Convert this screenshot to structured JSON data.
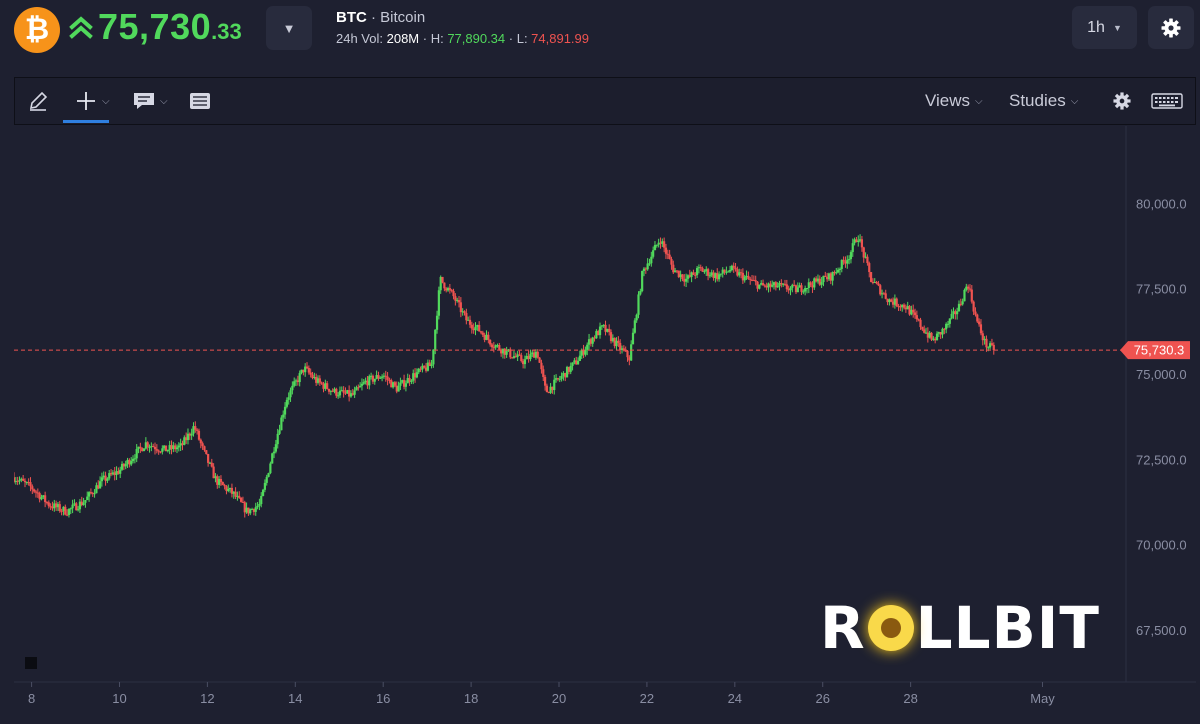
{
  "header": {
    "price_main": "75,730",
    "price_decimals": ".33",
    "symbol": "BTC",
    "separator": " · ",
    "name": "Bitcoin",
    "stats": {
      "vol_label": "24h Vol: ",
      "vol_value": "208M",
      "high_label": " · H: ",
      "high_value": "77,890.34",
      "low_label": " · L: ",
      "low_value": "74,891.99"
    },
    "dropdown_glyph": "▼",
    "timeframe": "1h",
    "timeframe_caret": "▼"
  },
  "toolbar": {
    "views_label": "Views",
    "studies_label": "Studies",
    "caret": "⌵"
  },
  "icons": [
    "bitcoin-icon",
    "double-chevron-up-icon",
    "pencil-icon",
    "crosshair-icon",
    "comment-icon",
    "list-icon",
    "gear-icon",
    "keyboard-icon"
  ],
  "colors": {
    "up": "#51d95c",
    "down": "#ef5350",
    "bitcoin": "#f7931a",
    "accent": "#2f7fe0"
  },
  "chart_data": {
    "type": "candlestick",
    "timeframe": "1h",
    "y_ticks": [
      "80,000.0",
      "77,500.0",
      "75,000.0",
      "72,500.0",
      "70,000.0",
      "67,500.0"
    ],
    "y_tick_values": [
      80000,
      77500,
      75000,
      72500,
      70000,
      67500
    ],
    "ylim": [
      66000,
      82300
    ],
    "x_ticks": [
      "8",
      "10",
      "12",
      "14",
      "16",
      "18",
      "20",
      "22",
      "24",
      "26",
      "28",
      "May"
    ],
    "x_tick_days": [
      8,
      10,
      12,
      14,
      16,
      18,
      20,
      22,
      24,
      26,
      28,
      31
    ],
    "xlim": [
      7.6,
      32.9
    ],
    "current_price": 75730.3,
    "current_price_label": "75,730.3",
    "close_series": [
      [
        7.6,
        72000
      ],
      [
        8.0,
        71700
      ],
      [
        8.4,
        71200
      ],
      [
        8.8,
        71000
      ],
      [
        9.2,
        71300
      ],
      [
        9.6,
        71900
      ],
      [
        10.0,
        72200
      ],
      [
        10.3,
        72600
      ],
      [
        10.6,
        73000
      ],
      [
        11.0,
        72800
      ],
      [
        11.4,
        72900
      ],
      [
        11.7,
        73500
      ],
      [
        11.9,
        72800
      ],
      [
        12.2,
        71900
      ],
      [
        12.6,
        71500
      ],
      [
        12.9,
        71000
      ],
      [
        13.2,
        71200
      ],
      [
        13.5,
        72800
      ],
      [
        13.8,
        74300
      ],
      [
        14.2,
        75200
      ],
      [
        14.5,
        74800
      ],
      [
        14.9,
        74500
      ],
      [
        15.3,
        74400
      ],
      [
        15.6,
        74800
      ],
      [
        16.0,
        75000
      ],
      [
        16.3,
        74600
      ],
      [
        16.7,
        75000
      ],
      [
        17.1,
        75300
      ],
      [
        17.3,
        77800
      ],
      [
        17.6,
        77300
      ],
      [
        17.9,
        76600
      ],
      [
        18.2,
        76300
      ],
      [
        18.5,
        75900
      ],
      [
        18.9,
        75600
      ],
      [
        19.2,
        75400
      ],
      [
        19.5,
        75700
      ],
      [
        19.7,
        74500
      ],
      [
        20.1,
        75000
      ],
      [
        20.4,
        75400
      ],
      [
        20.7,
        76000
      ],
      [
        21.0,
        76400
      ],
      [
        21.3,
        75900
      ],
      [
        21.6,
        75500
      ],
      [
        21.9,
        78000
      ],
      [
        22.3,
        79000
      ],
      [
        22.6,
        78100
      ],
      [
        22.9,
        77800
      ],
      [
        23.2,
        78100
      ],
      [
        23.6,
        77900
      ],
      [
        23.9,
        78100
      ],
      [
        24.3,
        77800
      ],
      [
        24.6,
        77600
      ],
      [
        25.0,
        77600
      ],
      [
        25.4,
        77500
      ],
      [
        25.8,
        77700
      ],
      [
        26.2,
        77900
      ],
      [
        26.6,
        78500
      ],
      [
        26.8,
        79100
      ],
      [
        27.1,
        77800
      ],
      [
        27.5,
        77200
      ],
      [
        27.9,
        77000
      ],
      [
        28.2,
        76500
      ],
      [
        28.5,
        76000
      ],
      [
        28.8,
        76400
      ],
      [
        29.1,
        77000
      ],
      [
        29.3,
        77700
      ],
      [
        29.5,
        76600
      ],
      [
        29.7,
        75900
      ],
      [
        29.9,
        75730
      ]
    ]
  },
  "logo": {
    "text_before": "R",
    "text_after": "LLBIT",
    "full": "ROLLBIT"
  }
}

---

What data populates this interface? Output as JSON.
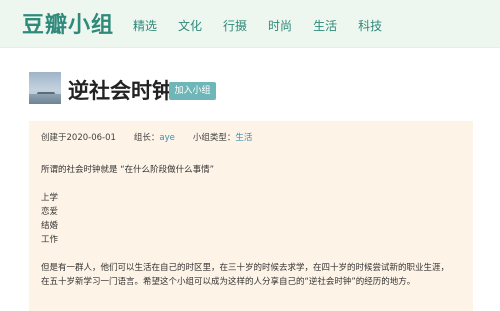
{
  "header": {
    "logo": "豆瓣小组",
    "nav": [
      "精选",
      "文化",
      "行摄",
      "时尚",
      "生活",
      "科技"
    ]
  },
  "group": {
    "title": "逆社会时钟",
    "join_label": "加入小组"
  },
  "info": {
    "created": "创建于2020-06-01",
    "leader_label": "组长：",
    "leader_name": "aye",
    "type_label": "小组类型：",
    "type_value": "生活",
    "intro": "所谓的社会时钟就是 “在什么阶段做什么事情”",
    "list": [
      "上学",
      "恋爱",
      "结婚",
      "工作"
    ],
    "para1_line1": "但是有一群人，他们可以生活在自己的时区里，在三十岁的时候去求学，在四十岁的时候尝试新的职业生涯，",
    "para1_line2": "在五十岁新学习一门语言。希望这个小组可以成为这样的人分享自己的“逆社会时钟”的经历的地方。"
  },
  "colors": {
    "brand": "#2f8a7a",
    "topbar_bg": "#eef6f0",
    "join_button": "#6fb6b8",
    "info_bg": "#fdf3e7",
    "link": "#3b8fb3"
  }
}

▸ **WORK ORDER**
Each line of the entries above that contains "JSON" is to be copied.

▸ **RESPONSE BELOW**
Convert this screenshot to structured JSON data.
What data populates this interface? Output as JSON.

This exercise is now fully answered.